In 1787, a group of physicians created a collegiate society to better serve the public.
The College of Physicians of Philadelphia is not an academic organization, as the name suggests, but a not-for-profit educational and cultural institution. It’s mission is to advance the cause of health while upholding the ideals and heritage of medicine.
The college is home to the Mütter Museum, a museum of medical history, open to the public.
“The Mütter Museum displays its beautifully preserved collections of anatomical specimens, models and medical instruments in a 19th-century ‘cabinet museum’ setting,” said Natalie Vogel Howard, director of communications. “The museum helps the public understand the mysteries and beauty of the human body and to appreciate the history of diagnosis and treatment of disease.”
Marcy Engleman, museum educator, said groups can expect to see many medical specimens on display, ranging from the skeleton of a 7’6” giant to the Soap Lady to Einstein’s brain.
Docents lead group tours, which typically last about 45 minutes
In addition to group tours, the museum offers classes for groups, called Mütter Lessons. These lessons focus on a wide variety of topics that tie in with the collection.
“The museum is a fascinating and unique place for our guests to learn all about the human body,” Engelman said.
The collection began in 1858 as a donation from College Fellow Thomas Dent Mütter, M.D., who was determined to improve and reform medical education.
The museum is currently developing its next major exhibition, “Spit Spreads Death: The Influenza Pandemic of 1918–19 in Philadelphia.” The exhibition opens in October, in commemoration of the centennial of the devastating medical event that plagued Philadelphia in the early 20th century.
“Spit Spreads Death” will integrate science, history, art and personal narratives while exploring contagion, fear of infection, compassion for fellow citizens and the behavior of a population under extreme stress.

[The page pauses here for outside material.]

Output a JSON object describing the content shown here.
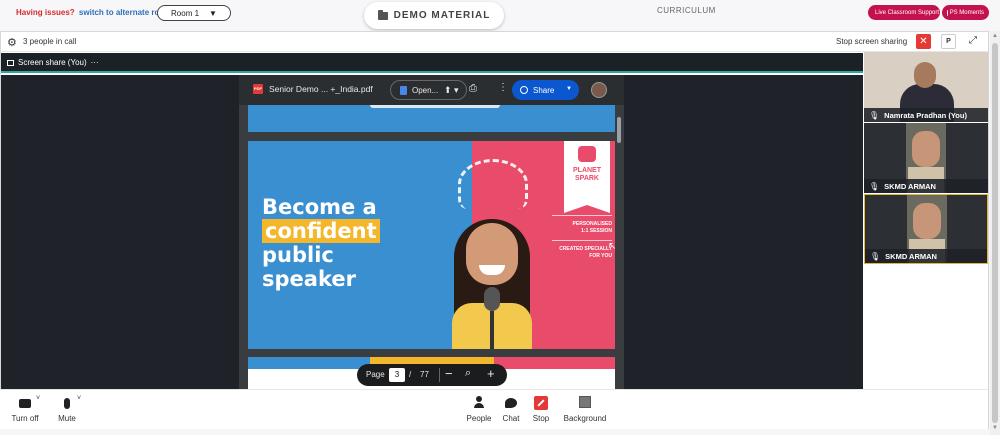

For more information on The Mütter Museum of The College of Physicians of Philadelphia, call 215-399-2262 or go to muttermuseum.org.